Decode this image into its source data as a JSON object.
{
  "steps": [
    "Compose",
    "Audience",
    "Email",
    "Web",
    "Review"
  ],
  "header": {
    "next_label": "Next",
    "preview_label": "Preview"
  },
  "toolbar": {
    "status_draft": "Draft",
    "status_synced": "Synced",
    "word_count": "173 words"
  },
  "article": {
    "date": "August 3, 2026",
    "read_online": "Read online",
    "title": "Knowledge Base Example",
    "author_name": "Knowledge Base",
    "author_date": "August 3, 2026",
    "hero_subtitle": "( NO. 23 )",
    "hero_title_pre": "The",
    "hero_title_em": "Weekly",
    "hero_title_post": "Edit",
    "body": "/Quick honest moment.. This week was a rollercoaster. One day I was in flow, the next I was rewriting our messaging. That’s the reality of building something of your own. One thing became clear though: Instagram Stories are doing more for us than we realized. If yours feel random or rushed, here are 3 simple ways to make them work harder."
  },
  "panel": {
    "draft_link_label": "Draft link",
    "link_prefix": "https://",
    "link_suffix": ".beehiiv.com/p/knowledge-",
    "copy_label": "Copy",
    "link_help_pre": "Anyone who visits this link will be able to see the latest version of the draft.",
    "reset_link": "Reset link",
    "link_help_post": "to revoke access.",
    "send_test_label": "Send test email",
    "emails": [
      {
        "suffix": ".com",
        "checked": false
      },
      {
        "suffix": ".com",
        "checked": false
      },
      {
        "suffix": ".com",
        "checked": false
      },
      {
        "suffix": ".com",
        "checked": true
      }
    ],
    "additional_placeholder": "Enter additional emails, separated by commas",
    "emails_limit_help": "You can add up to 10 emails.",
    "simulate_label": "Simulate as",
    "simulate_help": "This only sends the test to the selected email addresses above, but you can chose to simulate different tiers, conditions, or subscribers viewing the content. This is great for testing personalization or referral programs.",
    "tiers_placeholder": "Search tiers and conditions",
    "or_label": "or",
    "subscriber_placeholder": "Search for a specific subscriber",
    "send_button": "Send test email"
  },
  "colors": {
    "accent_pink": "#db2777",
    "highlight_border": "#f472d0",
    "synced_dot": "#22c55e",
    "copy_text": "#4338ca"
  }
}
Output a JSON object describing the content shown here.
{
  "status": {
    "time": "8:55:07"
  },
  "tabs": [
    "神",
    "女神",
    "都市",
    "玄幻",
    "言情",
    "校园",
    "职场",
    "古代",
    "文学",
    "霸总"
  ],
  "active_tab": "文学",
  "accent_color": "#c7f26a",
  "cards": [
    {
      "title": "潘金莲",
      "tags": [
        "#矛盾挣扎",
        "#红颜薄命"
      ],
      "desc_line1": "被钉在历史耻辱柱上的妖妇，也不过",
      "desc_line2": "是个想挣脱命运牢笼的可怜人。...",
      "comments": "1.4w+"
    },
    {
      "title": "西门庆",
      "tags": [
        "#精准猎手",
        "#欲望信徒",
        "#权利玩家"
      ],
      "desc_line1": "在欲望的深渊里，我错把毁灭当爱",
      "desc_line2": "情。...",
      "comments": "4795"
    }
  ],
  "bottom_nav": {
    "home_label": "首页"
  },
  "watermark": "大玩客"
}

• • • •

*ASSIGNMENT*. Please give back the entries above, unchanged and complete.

*TASK ANSWER*.
Decode this image into its source data as a JSON object.
{
  "steps": [
    "Compose",
    "Audience",
    "Email",
    "Web",
    "Review"
  ],
  "header": {
    "next_label": "Next",
    "preview_label": "Preview"
  },
  "toolbar": {
    "status_draft": "Draft",
    "status_synced": "Synced",
    "word_count": "173 words"
  },
  "article": {
    "date": "August 3, 2026",
    "read_online": "Read online",
    "title": "Knowledge Base Example",
    "author_name": "Knowledge Base",
    "author_date": "August 3, 2026",
    "hero_subtitle": "( NO. 23 )",
    "hero_title_pre": "The",
    "hero_title_em": "Weekly",
    "hero_title_post": "Edit",
    "body": "/Quick honest moment.. This week was a rollercoaster. One day I was in flow, the next I was rewriting our messaging. That’s the reality of building something of your own. One thing became clear though: Instagram Stories are doing more for us than we realized. If yours feel random or rushed, here are 3 simple ways to make them work harder."
  },
  "panel": {
    "draft_link_label": "Draft link",
    "link_prefix": "https://",
    "link_suffix": ".beehiiv.com/p/knowledge-",
    "copy_label": "Copy",
    "link_help_pre": "Anyone who visits this link will be able to see the latest version of the draft.",
    "reset_link": "Reset link",
    "link_help_post": "to revoke access.",
    "send_test_label": "Send test email",
    "emails": [
      {
        "suffix": ".com",
        "checked": false
      },
      {
        "suffix": ".com",
        "checked": false
      },
      {
        "suffix": ".com",
        "checked": false
      },
      {
        "suffix": ".com",
        "checked": true
      }
    ],
    "additional_placeholder": "Enter additional emails, separated by commas",
    "emails_limit_help": "You can add up to 10 emails.",
    "simulate_label": "Simulate as",
    "simulate_help": "This only sends the test to the selected email addresses above, but you can chose to simulate different tiers, conditions, or subscribers viewing the content. This is great for testing personalization or referral programs.",
    "tiers_placeholder": "Search tiers and conditions",
    "or_label": "or",
    "subscriber_placeholder": "Search for a specific subscriber",
    "send_button": "Send test email"
  },
  "colors": {
    "accent_pink": "#db2777",
    "highlight_border": "#f472d0",
    "synced_dot": "#22c55e",
    "copy_text": "#4338ca"
  }
}
Output a JSON object describing the content shown here.
{
  "status": {
    "time": "8:55:07"
  },
  "tabs": [
    "神",
    "女神",
    "都市",
    "玄幻",
    "言情",
    "校园",
    "职场",
    "古代",
    "文学",
    "霸总"
  ],
  "active_tab": "文学",
  "accent_color": "#c7f26a",
  "cards": [
    {
      "title": "潘金莲",
      "tags": [
        "#矛盾挣扎",
        "#红颜薄命"
      ],
      "desc_line1": "被钉在历史耻辱柱上的妖妇，也不过",
      "desc_line2": "是个想挣脱命运牢笼的可怜人。...",
      "comments": "1.4w+"
    },
    {
      "title": "西门庆",
      "tags": [
        "#精准猎手",
        "#欲望信徒",
        "#权利玩家"
      ],
      "desc_line1": "在欲望的深渊里，我错把毁灭当爱",
      "desc_line2": "情。...",
      "comments": "4795"
    }
  ],
  "bottom_nav": {
    "home_label": "首页"
  },
  "watermark": "大玩客"
}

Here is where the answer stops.